Sada varan was also the very first dish I was asked to cook in the Maharashtrian kitchen as a new bride. I was aghast that I had over-cooked it! That was before I knew that, south of the Vindhyas, dals are cooked to be mashed smooth!
1 1/2 C arhar (tuvar) dal
1/2 t turmeric
1/2 t compounded hing (the milder kind)
salt to taste
1/2 t sugar
Take the dal in a 1l capacity steel vessel and rinse in a couple of changes of water. Soak for at least 45min. Soaking ensures the dal will cook quicker and smoother. Add turmeric and hing to the soaked dal. Top up the dal with more water if needed; there should be about 1/2″ of water covering the dal. Fill a 3l (or larger) pressure cooker to about 1.5″ depth of water. Keep the trivet that came with your pressure cooker at the bottom of the cooker. Place the vessel with the dal in the cooker and cover with a steel plate; this will contain the foaming dal and prevent it from reaching the pressure vent. Place the pressure cooker on the smaller burner at full flame. Turn the flame to medium when full pressure had been attained or when you hear the first whistle. Cook on medium flame for 18 minutes (longer if you haven’t soaked the dal). Turn the heat off and wait till the pressure subsides. Remove the vessel from the cooker. Add salt and sugar and mash the contents till really smooth. Add water as needed to get a thick slurry consistency. Keep it hot till ready to serve with plain steamed rice.
Steamed Basmati rice
(pressure cooker method)
1 C basmati rice
(serves 2-4, depending on appetites!)
Pick over the rice.
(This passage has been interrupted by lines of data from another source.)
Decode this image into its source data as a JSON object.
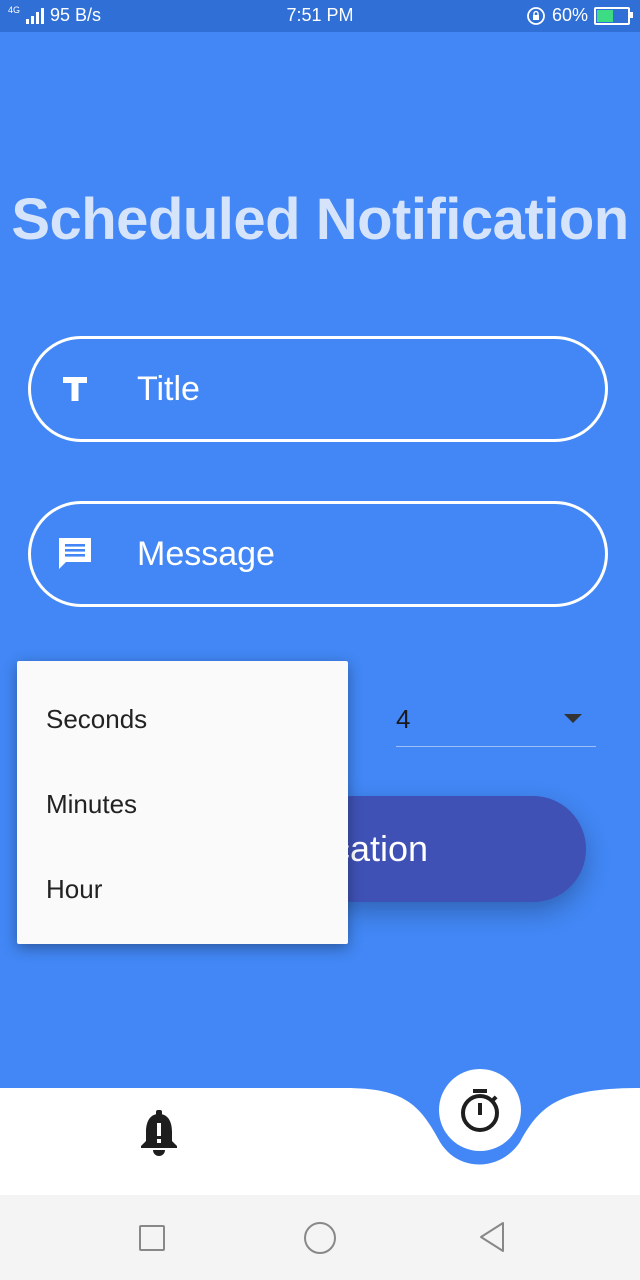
{
  "status_bar": {
    "network_type": "4G",
    "speed": "95 B/s",
    "time": "7:51 PM",
    "battery": "60%",
    "battery_level": 0.6,
    "battery_color": "#3ddc84"
  },
  "page": {
    "title": "Scheduled Notification",
    "background_color": "#4287f5"
  },
  "form": {
    "title_field": {
      "placeholder": "Title",
      "value": "",
      "icon": "text-format-icon"
    },
    "message_field": {
      "placeholder": "Message",
      "value": "",
      "icon": "message-icon"
    },
    "amount_select": {
      "value": "4"
    },
    "unit_dropdown": {
      "options": [
        "Seconds",
        "Minutes",
        "Hour"
      ]
    },
    "schedule_button": {
      "label_visible": "ication"
    }
  },
  "bottom_nav": {
    "items": [
      {
        "name": "notifications",
        "icon": "bell-icon"
      },
      {
        "name": "timer",
        "icon": "stopwatch-icon",
        "selected": true
      }
    ]
  },
  "system_nav": {
    "icons": [
      "recent-apps-icon",
      "home-icon",
      "back-icon"
    ]
  }
}
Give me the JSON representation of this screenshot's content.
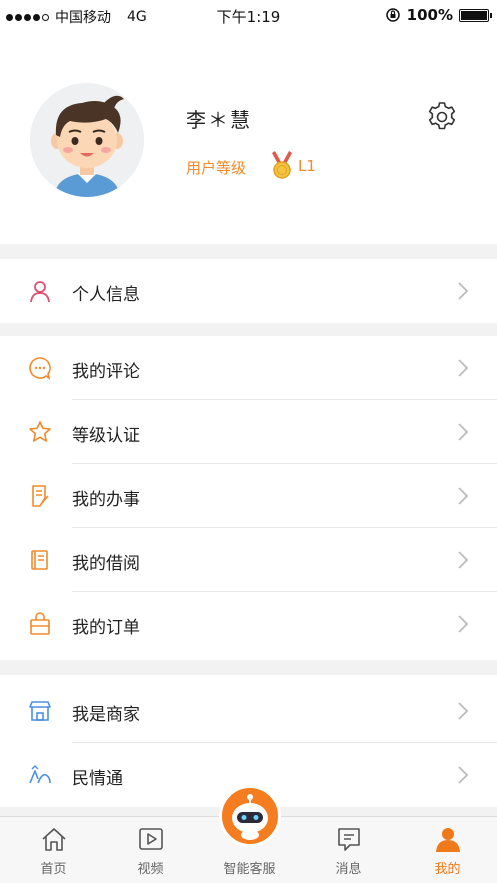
{
  "status_bar": {
    "carrier": "中国移动",
    "network": "4G",
    "time": "下午1:19",
    "battery_pct_text": "100%",
    "battery_level": 1.0
  },
  "profile": {
    "name": "李＊慧",
    "level_label": "用户等级",
    "level_value": "L1",
    "settings_icon": "gear-icon",
    "avatar_icon": "cartoon-boy-avatar"
  },
  "groups": [
    {
      "items": [
        {
          "label": "个人信息",
          "icon": "person-icon",
          "color": "#e0506e"
        }
      ]
    },
    {
      "items": [
        {
          "label": "我的评论",
          "icon": "comment-icon",
          "color": "#f08a2a"
        },
        {
          "label": "等级认证",
          "icon": "star-icon",
          "color": "#f08a2a"
        },
        {
          "label": "我的办事",
          "icon": "document-edit-icon",
          "color": "#f08a2a"
        },
        {
          "label": "我的借阅",
          "icon": "book-icon",
          "color": "#f08a2a"
        },
        {
          "label": "我的订单",
          "icon": "bag-icon",
          "color": "#f08a2a"
        }
      ]
    },
    {
      "items": [
        {
          "label": "我是商家",
          "icon": "shop-icon",
          "color": "#4a90e2"
        },
        {
          "label": "民情通",
          "icon": "people-icon",
          "color": "#4a90e2"
        }
      ]
    }
  ],
  "tab_bar": {
    "tabs": [
      {
        "label": "首页",
        "icon": "home-icon",
        "active": false
      },
      {
        "label": "视频",
        "icon": "video-icon",
        "active": false
      },
      {
        "label": "智能客服",
        "icon": "robot-icon",
        "active": false
      },
      {
        "label": "消息",
        "icon": "message-icon",
        "active": false
      },
      {
        "label": "我的",
        "icon": "user-icon",
        "active": true
      }
    ]
  },
  "colors": {
    "accent": "#f07a1a",
    "level_text": "#f08a2a",
    "chevron": "#bbbbbb"
  }
}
Put it in a 1l capacity steel bowl and rinse in a few changes of water till the water runs almost clear. Drain. Add 2 (2 1/4 if your rice is old) cups of water. Soak for 20 minutes. Take 1″ of water in the base of the pressure cooker. Put the container with the soaked rice in the pressure cooker. Close the pressure cooker lid remembering to remove the weight. Put the cooker with the rice on the small burner of your stove at full flame. Turn the flame down to medium-low once steam starts to come out of the pressure vent. Cook on medium-low for 10-12min. Turn the flame off and put the weight back on. Let rest for 10 minutes before fluffing the rice with a fork. You will have the fluffiest grains without a fuss! The rice will come to no harm should you forget to turn the heat off precisely after 10minutes – no more burnt rice!
I have two PrestigeTTK pressure cookers that I use on a regular (daily!) basis. The 5.5l one is stainless steel, and the cutesie 3l one is anodised aluminium. On occasion, when I need all burners going, I also use a much older UK-made 5l Prestige aluminium pressure cooker (that doesn’t whistle anymore!) that was gifted to my MIL many decades ago. “I cooked the varan-bhat in my Indian pressure cooker and it didn’t blow up in my face!” Jaya, this is my entry to your pressure-cooking event over at Desi Soccer Mom.
This post is also going to MLLA #56, the monthly event focused on cooking with legumes. Started by Susan (The Well Seasoned Cook) many years ago, this month it is being hosted by Lisa. Check out the archives with a host of recipes on cooking with legumes!